What is better tequila reposado or Anejo?
It really depends on the situation and preference, but many people enjoy both varieties of tequila. Reposado is generally considered to be a middle-ground between blanco and anejo. It is aged for two months to one year in oak barrels, so it has a slightly stronger and more complex flavor than blanco that is still relatively smooth.
This makes it a great option for those who want a more robust tequila but still want it to be rather light and easy-drinking. Anejo is aged in oak barrels for one to three years and has a much richer, more complex flavor, making it a great choice for those who prefer a bold and intense tequila flavor.
Anejo tequila is often used in cocktails to add depth and complexity, making it a great choice for those who have a more sophisticated palate. In general, both reposado and anejo are great tequilas, and the best choice will depend on your personal preference and the situation you’re in.
What is difference between Anejo and reposado?
Anejo and reposado are both types of tequila that are aged in oak barrels, but there are some key differences between the two. Anejo tequilas are aged for at least one year, while reposado tequilas are aged for at least two months.
Anejo tequilas are generally darker in color and have a smoother taste, while reposado tequilas are usually lighter in color and have a lighter flavor. Also, Anejo tequilas tend to be more expensive than reposado tequilas.
Is Anejo or reposado more expensive?
Generally speaking, Anejo tequila is more expensive than reposado tequila. This is primarily because Anejo tequila has been aged for at least one year before bottling, whereas reposado tequila is aged for only two months up to one year.
This extra aging for Anejo tequila is what makes it more expensive than reposado tequila. Additionally, Anejo tequila is often made from mature agave plants, which can also make it more expensive. Anejo tequila is often used to make sipping tequilas and specialty cocktails and is considered to be a higher-quality tequila than reposado.
Is reposado tequila good for sipping?
Yes, reposado tequila is a great option for sipping. Reposado tequila is aged for two months up to one year in oak barrels, which gives it a golden color and a distinct, smooth flavor. This gives it a more mellow flavor than blanco tequila, making it more pleasant to sip.
Additionally, since reposado tequila has a higher alcohol content than blanco tequila, it can provide a mellow buzz to those who sip it. Unlike some types of tequila, reposado is best enjoyed slowly, so it is a great option for sipping.
When drinking reposado tequila, you want to savor the flavor and aroma and consider the smoothness and finish. Reposado tequila is an excellent option for those who want to relax and savor their tequila rather than resisting the urge to take large gulps!.

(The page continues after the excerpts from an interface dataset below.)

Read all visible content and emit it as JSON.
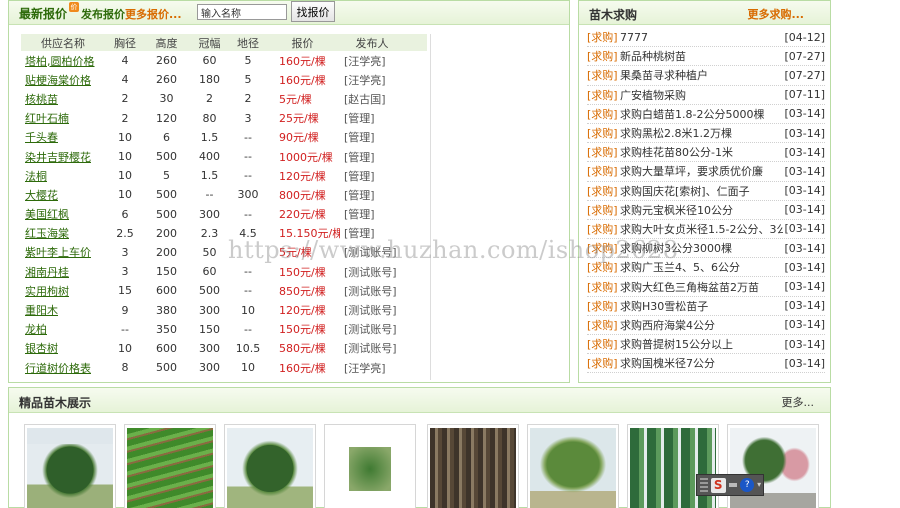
{
  "quotes": {
    "title": "最新报价",
    "badge": "价",
    "post_label": "发布报价",
    "more_label": "更多报价...",
    "search_placeholder": "输入名称",
    "search_button": "找报价",
    "columns": [
      "供应名称",
      "胸径",
      "高度",
      "冠幅",
      "地径",
      "报价",
      "发布人"
    ],
    "rows": [
      [
        "塔柏,圆柏价格",
        "4",
        "260",
        "60",
        "5",
        "160元/棵",
        "[汪学亮]"
      ],
      [
        "贴梗海棠价格",
        "4",
        "260",
        "180",
        "5",
        "160元/棵",
        "[汪学亮]"
      ],
      [
        "核桃苗",
        "2",
        "30",
        "2",
        "2",
        "5元/棵",
        "[赵古国]"
      ],
      [
        "红叶石楠",
        "2",
        "120",
        "80",
        "3",
        "25元/棵",
        "[管理]"
      ],
      [
        "千头春",
        "10",
        "6",
        "1.5",
        "--",
        "90元/棵",
        "[管理]"
      ],
      [
        "染井吉野樱花",
        "10",
        "500",
        "400",
        "--",
        "1000元/棵",
        "[管理]"
      ],
      [
        "法桐",
        "10",
        "5",
        "1.5",
        "--",
        "120元/棵",
        "[管理]"
      ],
      [
        "大樱花",
        "10",
        "500",
        "--",
        "300",
        "800元/棵",
        "[管理]"
      ],
      [
        "美国红枫",
        "6",
        "500",
        "300",
        "--",
        "220元/棵",
        "[管理]"
      ],
      [
        "红玉海棠",
        "2.5",
        "200",
        "2.3",
        "4.5",
        "15.150元/棵",
        "[管理]"
      ],
      [
        "紫叶李上车价",
        "3",
        "200",
        "50",
        "",
        "5元/棵",
        "[测试账号]"
      ],
      [
        "湘南丹桂",
        "3",
        "150",
        "60",
        "--",
        "150元/棵",
        "[测试账号]"
      ],
      [
        "实用枸树",
        "15",
        "600",
        "500",
        "--",
        "850元/棵",
        "[测试账号]"
      ],
      [
        "重阳木",
        "9",
        "380",
        "300",
        "10",
        "120元/棵",
        "[测试账号]"
      ],
      [
        "龙柏",
        "--",
        "350",
        "150",
        "--",
        "150元/棵",
        "[测试账号]"
      ],
      [
        "银杏树",
        "10",
        "600",
        "300",
        "10.5",
        "580元/棵",
        "[测试账号]"
      ],
      [
        "行道树价格表",
        "8",
        "500",
        "300",
        "10",
        "160元/棵",
        "[汪学亮]"
      ]
    ]
  },
  "purchase": {
    "title": "苗木求购",
    "more_label": "更多求购...",
    "tag": "[求购]",
    "items": [
      {
        "text": "7777",
        "date": "[04-12]"
      },
      {
        "text": "新品种桃树苗",
        "date": "[07-27]"
      },
      {
        "text": "果桑苗寻求种植户",
        "date": "[07-27]"
      },
      {
        "text": "广安植物采购",
        "date": "[07-11]"
      },
      {
        "text": "求购白蜡苗1.8-2公分5000棵",
        "date": "[03-14]"
      },
      {
        "text": "求购黑松2.8米1.2万棵",
        "date": "[03-14]"
      },
      {
        "text": "求购桂花苗80公分-1米",
        "date": "[03-14]"
      },
      {
        "text": "求购大量草坪，要求质优价廉",
        "date": "[03-14]"
      },
      {
        "text": "求购国庆花[索树]、仁面子",
        "date": "[03-14]"
      },
      {
        "text": "求购元宝枫米径10公分",
        "date": "[03-14]"
      },
      {
        "text": "求购大叶女贞米径1.5-2公分、3公",
        "date": "[03-14]"
      },
      {
        "text": "求购柳树3公分3000棵",
        "date": "[03-14]"
      },
      {
        "text": "求购广玉兰4、5、6公分",
        "date": "[03-14]"
      },
      {
        "text": "求购大红色三角梅盆苗2万苗",
        "date": "[03-14]"
      },
      {
        "text": "求购H30雪松苗子",
        "date": "[03-14]"
      },
      {
        "text": "求购西府海棠4公分",
        "date": "[03-14]"
      },
      {
        "text": "求购普提树15公分以上",
        "date": "[03-14]"
      },
      {
        "text": "求购国槐米径7公分",
        "date": "[03-14]"
      }
    ]
  },
  "showcase": {
    "title": "精品苗木展示",
    "more_label": "更多...",
    "thumbnails": [
      "pine-tree",
      "seedling-field",
      "pine-tree-2",
      "small-tree",
      "bare-root-stems",
      "broadleaf-tree",
      "cypress-row",
      "flowering-tree"
    ]
  },
  "watermark": "https://www.huzhan.com/ishop2628",
  "ime": {
    "logo": "S",
    "help": "?"
  }
}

Is Blanco or reposado better?
The answer to this question will ultimately depend on personal preference. Blanco tequila is a Mexican spirit that is typically unaged and has a very agave-forward flavor. Reposado tequila is aged in oak barrels for a minimum of two months, giving it a more balanced, rounded taste.
Some people prefer the unmistakable flavor of blanco, while others prefer the complexity of reposado. Blanco might be a good option for someone who enjoys a straightforward, vegetal flavor, while reposado could be a great choice for someone looking for a more mellow tequila with more complexity.

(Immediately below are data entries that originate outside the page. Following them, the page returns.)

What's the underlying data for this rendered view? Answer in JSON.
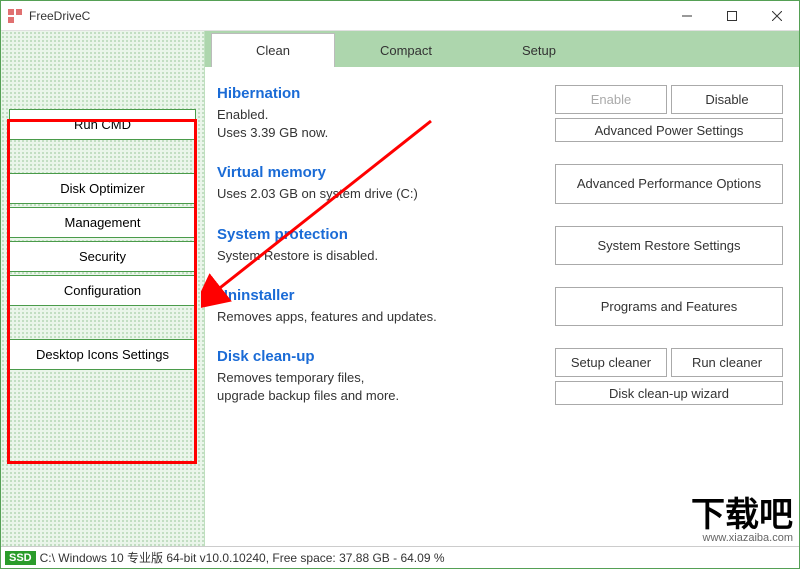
{
  "window": {
    "title": "FreeDriveC"
  },
  "sidebar": {
    "items": [
      "Run CMD",
      "Disk Optimizer",
      "Management",
      "Security",
      "Configuration",
      "Desktop Icons Settings"
    ]
  },
  "tabs": {
    "items": [
      "Clean",
      "Compact",
      "Setup"
    ],
    "active": 0
  },
  "sections": {
    "hibernation": {
      "title": "Hibernation",
      "line1": "Enabled.",
      "line2": "Uses 3.39 GB now.",
      "enable": "Enable",
      "disable": "Disable",
      "adv": "Advanced Power Settings"
    },
    "vmem": {
      "title": "Virtual memory",
      "desc": "Uses 2.03 GB on system drive (C:)",
      "adv": "Advanced Performance Options"
    },
    "sysprot": {
      "title": "System protection",
      "desc": "System Restore is disabled.",
      "btn": "System Restore Settings"
    },
    "uninst": {
      "title": "Uninstaller",
      "desc": "Removes apps, features and updates.",
      "btn": "Programs and Features"
    },
    "cleanup": {
      "title": "Disk clean-up",
      "line1": "Removes temporary files,",
      "line2": "upgrade backup files and more.",
      "setup": "Setup cleaner",
      "run": "Run cleaner",
      "wizard": "Disk clean-up wizard"
    }
  },
  "status": {
    "ssd": "SSD",
    "text": "C:\\ Windows 10 专业版 64-bit v10.0.10240, Free space: 37.88 GB - 64.09 %"
  },
  "watermark": {
    "big": "下载吧",
    "url": "www.xiazaiba.com"
  }
}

Ultimately, it comes down to personal preference. Try both and decide for yourself which you like best!
Is patron better than Don Julio?
Both Patron and Don Julio are premium tequila brands and offer a variety of expressions. Patrón tequila is generally considered to have a sweeter, richer taste, while Don Julio has a sharper, more peppery flavor.
Don Julio is known for having one of the smoothest, most recognizable tequilas in the world, whereas Patrón is revered for its exceptionally pure taste and complex flavor profile. Ultimately, it comes down to personal preference: both tequilas are high-quality products that you can enjoy and share with friends.